At least, that’s how I envision that works. Some people would tell you that’s far too much personality for a computer.

You see this also in human planning. Could be as simple as deciding to major in English instead of Science; and then taking a job writing press releases for some big box all-you-can-buy store rather than that job offer from the Globe and Mail. And a future that could have been better is perhaps not as good because of choices made along the line. If you’d gone into Science instead, it all would have been different.

Canada’s medicare system, and especially British Columbia’s, has been making a lot of mistakes over the years.

BC created the Health Authorities in the early 1990s, under Premier Mike Harcourt’s NDP government. There was much concern in my small town that health care was being centralized in the city that was 90 minutes away and that the local advisory board was being disbanded and there would be no more input from the rural areas.

As a journalist, what I saw was that instead of calling my MLA or the Health ministry for information or comments, I was told to call an office that may or may not take my call. They didn’t have the political motivation to get things done nor the political accountability to keep the public happy. Instead, media and public were held at arm’s length, adding in a few more feet for good measure.

Ashcroft is pushing the Ministry and the health authorities to rewrite rural health care after 20 years of moving further and further away from patients and their families.

The time is right for change, and Ashcroft is one of the leaders. Change is coming for those who can be patient.

Wendy Coomber is editor of the Ashcroft-Cache Creek Journal

Just Posted

Firefighters battling two blazes on Highway 1 south of Ashcroft
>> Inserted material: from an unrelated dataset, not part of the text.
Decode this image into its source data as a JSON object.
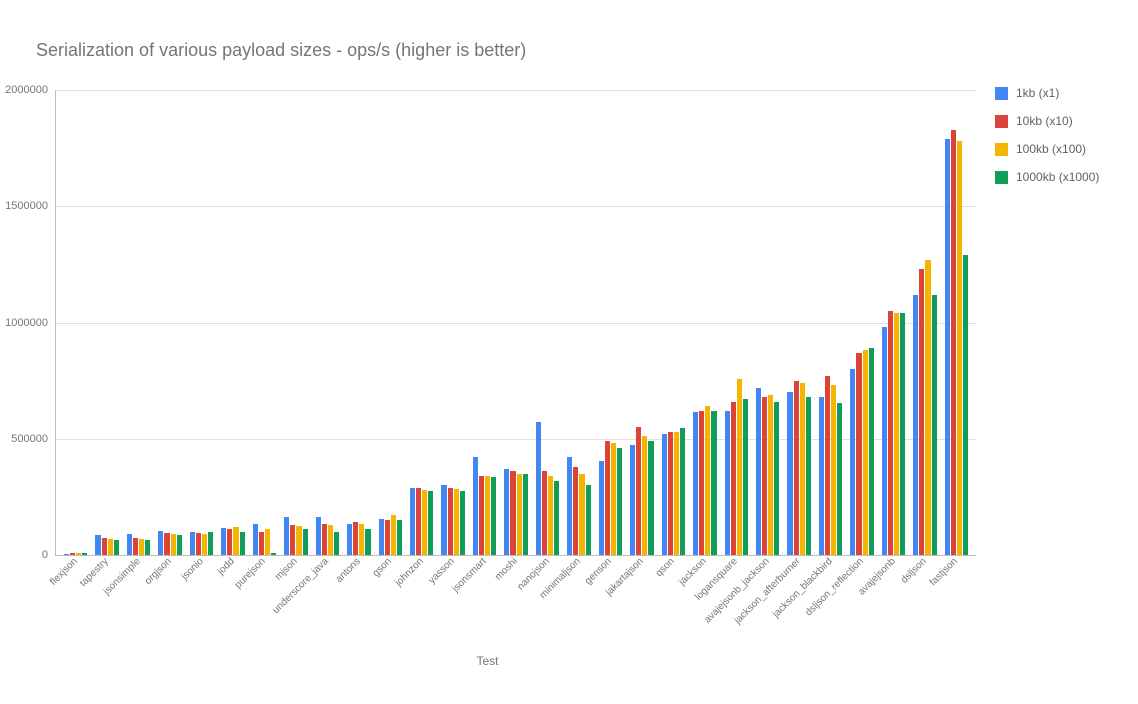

Highway has reopened to single-lane, alternating traffic led by a pilot car so expect delays

Fires on Highway 1, CN mainline keep Ashcroft firefighters busy

Two vehicle fires and a rail fire sparked within an 11-day span

Reports on seniors’ needs, downtown show way forward for Cache Creek

‘I hope they won’t gather dust’ says Cache Creek mayor

Counselling support available for those impacted by wildfires

New, confidential, free service in region designed for families or individuals

Local News Briefs: Come out and rock

Join Rawkn’ Art Camp participants as they show off their accomplishments, and stay for a concert

Disney Plus to launch in Canada in November

Analysts say latest streaming service may escalate cord cutting

Okanagan bus driver assaulted for asking patron not to smoke

59-year-old in hospital with non-life threatening injuries

B.C. sets rules for ride hailing, same minimum fee as taxis

Larger operating areas seen as threat by cab companies

Two hiking families team up to extinguish fire in B.C. backcountry

Children and their parents worked for three hours to ensure safety of the popular hiking region

Vancouver man arrested after pregnant woman’s SUV stolen, then crashed

Police are recommending charges against a 22-year-old Vancouver man

Elections Canada to assess ‘partisan’ climate change rhetoric case by case

People’s Party of Canada Leader Maxime Bernier has said climate change is not an emergency nor caused by human

Unseasonable snow forces campers out of northeastern B.C. provincial park

Storm brought as much as 35 centimetres of snow to the Fort Nelson, Muncho Lake Park-Stone Mountain Park

B.C. log export rules killing us, northwest harvester says

NorthPac Forestry says Skeena Sawmills has plenty of timber

Most Read